*** Begin section ***
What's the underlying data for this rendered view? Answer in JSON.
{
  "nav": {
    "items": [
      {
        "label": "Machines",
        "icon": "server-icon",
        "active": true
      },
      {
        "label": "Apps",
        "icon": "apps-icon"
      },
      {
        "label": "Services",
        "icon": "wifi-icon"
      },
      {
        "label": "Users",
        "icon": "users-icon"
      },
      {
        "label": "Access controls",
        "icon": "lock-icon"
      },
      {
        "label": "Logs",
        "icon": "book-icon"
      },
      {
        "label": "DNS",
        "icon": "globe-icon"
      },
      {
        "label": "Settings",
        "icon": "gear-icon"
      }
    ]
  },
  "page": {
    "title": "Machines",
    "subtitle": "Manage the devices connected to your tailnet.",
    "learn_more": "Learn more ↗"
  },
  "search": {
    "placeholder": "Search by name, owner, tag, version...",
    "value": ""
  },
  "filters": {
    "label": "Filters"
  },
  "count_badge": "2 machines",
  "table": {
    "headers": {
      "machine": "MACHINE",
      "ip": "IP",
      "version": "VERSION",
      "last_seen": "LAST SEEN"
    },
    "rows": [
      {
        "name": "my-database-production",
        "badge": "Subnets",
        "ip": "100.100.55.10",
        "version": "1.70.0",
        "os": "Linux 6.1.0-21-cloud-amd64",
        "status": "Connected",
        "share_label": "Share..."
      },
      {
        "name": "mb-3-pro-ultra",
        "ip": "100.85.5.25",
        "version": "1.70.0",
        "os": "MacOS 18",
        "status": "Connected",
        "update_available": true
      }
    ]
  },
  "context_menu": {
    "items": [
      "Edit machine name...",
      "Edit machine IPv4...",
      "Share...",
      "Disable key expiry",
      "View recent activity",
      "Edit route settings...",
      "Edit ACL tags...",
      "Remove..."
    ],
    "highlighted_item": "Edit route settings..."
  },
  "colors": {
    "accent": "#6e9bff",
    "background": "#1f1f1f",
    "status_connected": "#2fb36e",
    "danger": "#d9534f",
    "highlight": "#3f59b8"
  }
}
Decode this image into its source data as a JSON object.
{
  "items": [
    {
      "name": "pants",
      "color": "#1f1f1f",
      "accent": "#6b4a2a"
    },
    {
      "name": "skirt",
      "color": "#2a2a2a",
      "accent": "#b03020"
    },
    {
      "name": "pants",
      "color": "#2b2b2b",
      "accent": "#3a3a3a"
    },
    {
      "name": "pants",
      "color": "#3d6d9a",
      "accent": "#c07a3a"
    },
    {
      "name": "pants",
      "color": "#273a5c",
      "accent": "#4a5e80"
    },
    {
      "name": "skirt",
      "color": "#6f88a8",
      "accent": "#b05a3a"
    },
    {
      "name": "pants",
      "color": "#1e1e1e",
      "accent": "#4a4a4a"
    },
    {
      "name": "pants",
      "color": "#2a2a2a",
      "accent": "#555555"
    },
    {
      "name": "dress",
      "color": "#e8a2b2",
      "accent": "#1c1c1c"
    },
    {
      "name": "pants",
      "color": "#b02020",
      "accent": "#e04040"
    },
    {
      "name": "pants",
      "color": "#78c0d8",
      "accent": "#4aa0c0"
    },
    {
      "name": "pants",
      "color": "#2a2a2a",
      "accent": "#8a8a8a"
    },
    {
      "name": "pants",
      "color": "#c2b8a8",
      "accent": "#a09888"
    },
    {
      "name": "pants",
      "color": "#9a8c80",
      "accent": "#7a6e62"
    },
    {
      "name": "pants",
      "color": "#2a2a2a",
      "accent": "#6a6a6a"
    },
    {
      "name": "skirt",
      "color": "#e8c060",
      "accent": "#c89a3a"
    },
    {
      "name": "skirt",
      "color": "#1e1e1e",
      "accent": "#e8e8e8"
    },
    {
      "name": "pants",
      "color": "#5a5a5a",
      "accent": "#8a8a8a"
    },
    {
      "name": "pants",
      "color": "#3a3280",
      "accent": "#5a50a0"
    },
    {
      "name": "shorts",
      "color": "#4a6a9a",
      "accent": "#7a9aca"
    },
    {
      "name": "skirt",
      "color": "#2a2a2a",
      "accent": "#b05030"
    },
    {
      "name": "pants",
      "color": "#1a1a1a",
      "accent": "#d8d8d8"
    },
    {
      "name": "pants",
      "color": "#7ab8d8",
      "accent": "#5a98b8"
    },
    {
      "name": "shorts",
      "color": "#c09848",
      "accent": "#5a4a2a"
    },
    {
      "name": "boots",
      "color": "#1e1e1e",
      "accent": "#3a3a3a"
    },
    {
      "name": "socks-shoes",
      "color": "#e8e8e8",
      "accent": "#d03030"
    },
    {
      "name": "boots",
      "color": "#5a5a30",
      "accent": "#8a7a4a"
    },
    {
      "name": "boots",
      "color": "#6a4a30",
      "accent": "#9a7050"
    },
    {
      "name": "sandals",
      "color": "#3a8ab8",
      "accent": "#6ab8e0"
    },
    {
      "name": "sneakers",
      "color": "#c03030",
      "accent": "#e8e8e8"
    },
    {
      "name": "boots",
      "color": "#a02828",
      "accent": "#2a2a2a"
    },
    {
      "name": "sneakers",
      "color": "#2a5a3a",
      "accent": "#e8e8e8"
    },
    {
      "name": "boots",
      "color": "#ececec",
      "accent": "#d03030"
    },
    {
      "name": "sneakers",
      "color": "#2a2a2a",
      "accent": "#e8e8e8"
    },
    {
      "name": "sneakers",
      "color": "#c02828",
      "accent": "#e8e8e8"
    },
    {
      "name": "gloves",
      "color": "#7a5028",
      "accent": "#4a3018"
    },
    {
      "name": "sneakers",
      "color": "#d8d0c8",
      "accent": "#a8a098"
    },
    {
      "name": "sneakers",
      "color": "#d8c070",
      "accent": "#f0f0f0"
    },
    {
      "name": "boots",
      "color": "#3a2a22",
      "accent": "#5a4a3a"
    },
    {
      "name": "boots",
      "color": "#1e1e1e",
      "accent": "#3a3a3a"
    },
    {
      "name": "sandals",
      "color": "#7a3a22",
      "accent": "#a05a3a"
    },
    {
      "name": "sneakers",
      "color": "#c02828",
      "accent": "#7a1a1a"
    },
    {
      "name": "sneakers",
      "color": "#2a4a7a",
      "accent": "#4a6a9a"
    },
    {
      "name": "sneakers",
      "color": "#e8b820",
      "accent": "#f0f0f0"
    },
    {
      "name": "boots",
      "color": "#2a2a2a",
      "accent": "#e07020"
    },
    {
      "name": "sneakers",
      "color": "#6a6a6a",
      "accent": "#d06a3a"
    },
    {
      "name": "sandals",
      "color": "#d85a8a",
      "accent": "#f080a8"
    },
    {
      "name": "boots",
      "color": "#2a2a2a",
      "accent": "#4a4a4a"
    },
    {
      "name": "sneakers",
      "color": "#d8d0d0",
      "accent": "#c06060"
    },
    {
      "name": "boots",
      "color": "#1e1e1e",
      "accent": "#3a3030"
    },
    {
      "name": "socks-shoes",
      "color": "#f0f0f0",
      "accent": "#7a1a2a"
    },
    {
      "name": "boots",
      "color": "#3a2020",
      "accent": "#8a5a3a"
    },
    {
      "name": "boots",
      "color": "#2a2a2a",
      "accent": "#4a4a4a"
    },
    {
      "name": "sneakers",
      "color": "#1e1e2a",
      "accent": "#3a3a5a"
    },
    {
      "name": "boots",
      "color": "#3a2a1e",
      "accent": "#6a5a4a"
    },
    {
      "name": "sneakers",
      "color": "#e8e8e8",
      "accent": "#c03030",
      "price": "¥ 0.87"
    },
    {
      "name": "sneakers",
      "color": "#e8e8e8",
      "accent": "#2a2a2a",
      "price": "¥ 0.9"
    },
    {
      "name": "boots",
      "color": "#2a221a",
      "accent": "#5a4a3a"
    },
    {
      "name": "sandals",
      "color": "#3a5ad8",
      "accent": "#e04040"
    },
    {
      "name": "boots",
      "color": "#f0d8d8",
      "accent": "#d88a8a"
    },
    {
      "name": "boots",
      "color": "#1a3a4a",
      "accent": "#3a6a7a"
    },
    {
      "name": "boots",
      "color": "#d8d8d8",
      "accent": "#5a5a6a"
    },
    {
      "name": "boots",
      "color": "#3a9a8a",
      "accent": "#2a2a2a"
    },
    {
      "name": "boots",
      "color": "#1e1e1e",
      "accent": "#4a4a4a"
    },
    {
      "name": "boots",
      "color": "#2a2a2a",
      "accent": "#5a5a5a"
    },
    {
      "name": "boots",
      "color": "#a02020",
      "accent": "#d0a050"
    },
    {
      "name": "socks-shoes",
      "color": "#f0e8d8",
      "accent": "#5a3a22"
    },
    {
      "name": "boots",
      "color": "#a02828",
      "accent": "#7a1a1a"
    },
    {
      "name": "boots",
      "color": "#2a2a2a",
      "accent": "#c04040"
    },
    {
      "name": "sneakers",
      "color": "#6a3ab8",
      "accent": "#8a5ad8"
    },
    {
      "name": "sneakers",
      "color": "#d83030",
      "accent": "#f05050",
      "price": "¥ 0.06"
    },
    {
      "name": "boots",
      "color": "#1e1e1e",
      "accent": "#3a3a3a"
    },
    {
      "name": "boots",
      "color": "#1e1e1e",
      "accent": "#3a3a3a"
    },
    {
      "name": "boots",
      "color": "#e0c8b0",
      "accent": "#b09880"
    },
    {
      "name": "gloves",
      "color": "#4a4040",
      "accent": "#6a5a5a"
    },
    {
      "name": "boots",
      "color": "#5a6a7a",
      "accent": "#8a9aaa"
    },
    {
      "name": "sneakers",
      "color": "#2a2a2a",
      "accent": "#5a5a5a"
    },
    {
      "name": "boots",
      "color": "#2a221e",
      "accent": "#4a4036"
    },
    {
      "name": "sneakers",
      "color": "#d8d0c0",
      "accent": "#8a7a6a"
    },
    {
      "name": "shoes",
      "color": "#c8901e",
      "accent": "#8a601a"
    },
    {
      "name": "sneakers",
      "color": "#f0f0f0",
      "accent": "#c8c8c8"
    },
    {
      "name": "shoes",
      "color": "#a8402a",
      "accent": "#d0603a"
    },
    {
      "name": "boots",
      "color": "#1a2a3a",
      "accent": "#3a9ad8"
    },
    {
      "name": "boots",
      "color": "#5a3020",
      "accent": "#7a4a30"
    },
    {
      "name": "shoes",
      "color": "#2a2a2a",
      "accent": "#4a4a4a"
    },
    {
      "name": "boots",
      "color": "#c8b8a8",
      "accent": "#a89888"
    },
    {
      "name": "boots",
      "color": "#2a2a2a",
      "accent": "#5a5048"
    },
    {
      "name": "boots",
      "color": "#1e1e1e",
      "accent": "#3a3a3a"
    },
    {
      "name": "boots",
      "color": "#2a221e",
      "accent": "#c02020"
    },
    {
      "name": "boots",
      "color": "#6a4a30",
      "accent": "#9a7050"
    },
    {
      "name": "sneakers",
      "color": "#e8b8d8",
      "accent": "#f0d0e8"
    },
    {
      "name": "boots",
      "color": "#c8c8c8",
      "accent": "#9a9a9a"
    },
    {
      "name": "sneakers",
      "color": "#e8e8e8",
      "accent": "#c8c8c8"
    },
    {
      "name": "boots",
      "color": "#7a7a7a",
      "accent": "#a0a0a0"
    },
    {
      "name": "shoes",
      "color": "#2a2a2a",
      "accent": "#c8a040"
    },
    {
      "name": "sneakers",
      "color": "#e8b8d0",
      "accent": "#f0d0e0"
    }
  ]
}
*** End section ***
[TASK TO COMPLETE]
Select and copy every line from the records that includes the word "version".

[OUTPUT BELOW]
    "placeholder": "Search by name, owner, tag, version...",
      "version": "VERSION",
        "version": "1.70.0",
        "version": "1.70.0",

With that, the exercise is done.